What makes LinkedIn recommendations standout in the crowd?
This question has bugged me for quite some time now, but just yesterday I came across a LinkedIn guru’s profile and saw a very simple trick that makes me start to think he has LinkedIn recommendations figured out.
Later I decided to take a look at the profiles of some of the top people who teach LinkedIn techniques and saw this same types of recommendations adapted by each of them, including Lewis Howes, one of the top LinkedIn gurus working today.
If you are interested in finding Lewis Howes and his Linkedin techniques? Checkout Ultimate Linkedin Training!
What’s the secret? Well, when it comes to gauging someone’s credibility, many of us would like to hear about that person from sources that he or she doesn’t know.
Let’s say, for example, I meet someone at a business seminar and he tells me about his services, his expertise and how he can bring my keywords on page 1 or double my conversions or profits. My first reaction would probably be, “Yeah, right.”
Copywriting legend Gary Bencivenga says the two most dangerous words in a prospect’s vocabulary these days are “Yeah, right.”
Now, let’s say one of his friends or colleagues is standing next to him and recommends this same guy to me. My reaction in this case would probably still be, “Yeah, right.”
Then I leave the seminar and go straight to nearby pub where I start up in conversation with a stranger. During my conversation I tell him about my experience at the seminar. I also show him the business card of that same guy in an ironic way and he says to me, “I know this guy. He is really good and he know what he’s talking about” What would my reaction be this time, “Really?”
I’m explaining this to you because this type of referral is key to getting highly credible LinkedIn recommendations. It’s a technique I call…
“What others say about you behind your back.”
Keep in mind, perception is the key!
So how do you find these highly valuable, authentic recommendations? Simple, get your recommendations from second and third LinkedIn connections.
Why? Because first connections are too close to you. In a majority of cases you can get their recommendations without a problem and people on LinkedIn know that very well. But when you get recommendations from second and third connections, it speaks to your credibility and authority in your industry.
What people say behind your back is perceived to be the real deal. But in some cases first connection recommendations still make a big difference, especially when the connections making the recommendations are associated with big brands or someone who has celebrity status in his or her industry.
Be Careful When Seeking Second and Third Level Recommendations
When you seek second and third level recommendations, be careful about what you wish for.
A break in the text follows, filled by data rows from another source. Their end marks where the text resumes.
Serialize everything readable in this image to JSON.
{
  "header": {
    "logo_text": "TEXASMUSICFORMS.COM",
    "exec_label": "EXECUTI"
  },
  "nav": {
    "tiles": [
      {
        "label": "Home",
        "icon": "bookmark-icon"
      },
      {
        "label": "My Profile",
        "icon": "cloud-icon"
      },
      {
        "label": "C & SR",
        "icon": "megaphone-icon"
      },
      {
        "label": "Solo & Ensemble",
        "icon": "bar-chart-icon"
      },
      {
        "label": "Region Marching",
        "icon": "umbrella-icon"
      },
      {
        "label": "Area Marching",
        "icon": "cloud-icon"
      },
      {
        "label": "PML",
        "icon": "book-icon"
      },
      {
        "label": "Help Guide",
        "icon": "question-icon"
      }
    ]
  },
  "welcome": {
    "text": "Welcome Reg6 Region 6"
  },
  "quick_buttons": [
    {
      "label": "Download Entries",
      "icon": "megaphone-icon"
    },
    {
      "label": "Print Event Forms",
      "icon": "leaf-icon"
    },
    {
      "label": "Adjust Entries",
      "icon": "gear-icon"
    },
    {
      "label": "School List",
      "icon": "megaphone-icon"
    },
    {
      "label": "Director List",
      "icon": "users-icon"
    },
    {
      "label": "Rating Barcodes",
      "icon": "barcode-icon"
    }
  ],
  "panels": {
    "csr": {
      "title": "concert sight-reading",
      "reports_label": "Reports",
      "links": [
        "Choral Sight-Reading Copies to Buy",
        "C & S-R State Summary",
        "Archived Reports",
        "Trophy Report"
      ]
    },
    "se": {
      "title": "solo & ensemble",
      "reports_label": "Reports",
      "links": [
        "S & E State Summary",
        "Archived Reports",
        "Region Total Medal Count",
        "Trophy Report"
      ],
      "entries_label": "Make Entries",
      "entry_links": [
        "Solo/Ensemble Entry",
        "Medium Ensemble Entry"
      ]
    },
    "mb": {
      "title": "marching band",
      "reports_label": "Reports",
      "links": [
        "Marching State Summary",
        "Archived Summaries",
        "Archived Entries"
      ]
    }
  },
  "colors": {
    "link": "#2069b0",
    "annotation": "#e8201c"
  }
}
Make sure you feel confident about the expertise or perspective that person may have in providing you with a recommendation. Try for a balanced mix of first, second and third connection recommendations, unless you already have a big connection base that follows you and not the other way around.
Remember, when it comes to LinkedIn recommendations, perception is the key. So keep it real.